‘There is no alternative to the Taliban’: Russian ambassador says resistance in Afghanistan is doomed
Kendall Tietz, DCNF
Russia’s ambassador to Afghanistan said Friday that there is no alternative to the Taliban and that resistance to the group will fail, according to Reuters.
While Russia has not recognized the Taliban as the legitimate government of Afghanistan, Ambassador Dmitry Zhirnov’s comments hint at the country’s relationship with the Islamist group, Reuters reported. The former Soviet Union attempted but ultimately failed to control Afghanistan, withdrawing its forces in 1989.

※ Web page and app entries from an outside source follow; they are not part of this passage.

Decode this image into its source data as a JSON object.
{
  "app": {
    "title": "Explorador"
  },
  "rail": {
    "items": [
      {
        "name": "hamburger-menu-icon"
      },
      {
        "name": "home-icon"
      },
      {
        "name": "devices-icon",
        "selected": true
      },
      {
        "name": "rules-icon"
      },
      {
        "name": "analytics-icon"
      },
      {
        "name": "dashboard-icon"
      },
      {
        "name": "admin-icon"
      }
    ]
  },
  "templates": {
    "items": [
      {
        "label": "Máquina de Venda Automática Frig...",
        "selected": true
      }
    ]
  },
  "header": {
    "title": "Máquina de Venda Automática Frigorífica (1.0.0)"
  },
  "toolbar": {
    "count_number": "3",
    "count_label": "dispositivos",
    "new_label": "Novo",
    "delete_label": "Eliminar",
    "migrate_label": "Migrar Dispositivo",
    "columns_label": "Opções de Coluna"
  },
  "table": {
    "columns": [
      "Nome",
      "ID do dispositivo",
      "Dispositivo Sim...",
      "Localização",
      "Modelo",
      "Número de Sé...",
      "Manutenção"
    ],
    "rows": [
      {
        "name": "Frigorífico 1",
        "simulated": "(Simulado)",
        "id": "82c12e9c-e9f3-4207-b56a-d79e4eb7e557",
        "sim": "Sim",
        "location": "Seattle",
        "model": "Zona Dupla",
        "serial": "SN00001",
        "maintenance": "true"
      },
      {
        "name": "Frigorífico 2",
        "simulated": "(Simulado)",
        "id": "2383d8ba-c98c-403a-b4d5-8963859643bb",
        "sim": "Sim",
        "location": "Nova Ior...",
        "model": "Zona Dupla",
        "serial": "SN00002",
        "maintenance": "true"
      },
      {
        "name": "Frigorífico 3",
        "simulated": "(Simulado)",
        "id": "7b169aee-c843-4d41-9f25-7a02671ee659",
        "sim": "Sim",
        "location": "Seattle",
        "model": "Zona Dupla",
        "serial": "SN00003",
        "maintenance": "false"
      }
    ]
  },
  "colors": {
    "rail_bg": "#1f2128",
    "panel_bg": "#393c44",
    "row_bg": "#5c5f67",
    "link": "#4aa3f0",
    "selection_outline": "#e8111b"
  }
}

Zhirnov told Reuters that the current security situation in Kabul is better than before the Taliban took control.
“The mood in Kabul can be described as one of cautious hope,” he said. “There was a bad regime which disappeared and people are hopeful. They say it can’t be worse so it should be better. But this is another test for the Taliban to pass. After they restore order, they should start improving the socio-economic situation.”
Zhirnov’s stance opposes that of many American and European officials who are not as hopeful about the Taliban’s takeover or its attempt at a more moderate rule.
The fall of the capital saw little resistance or violence with the exception of Kabul’s international airport, where 12 people have been killed, according to NATO and Taliban officials.
After Afghan President Ashraf Ghani fled the country, First Vice President Amrullah Saleh became the “legitimate caretaker president,” something Zhirnov said violated the constitution, Reuters reported.
“We can’t wave reality aside,” Zhirnov told Reuters. “[The Taliban] are the de-facto authorities. There is no alternative to the Taliban in Afghanistan.”
Zhirnov told Reuters that “Panjshir-based attempts to resist the Taliban” have minimal military prospects. “There are not many people there. As far as we know they have 7,000 armed people. And they already have problems with fuel. They tried to fly a helicopter but they have no petrol and no supplies,” Zhirnov added.
“Many people now see this situation now as a possible ticket to a new life” in the West that might have no relation to the Taliban, he concluded.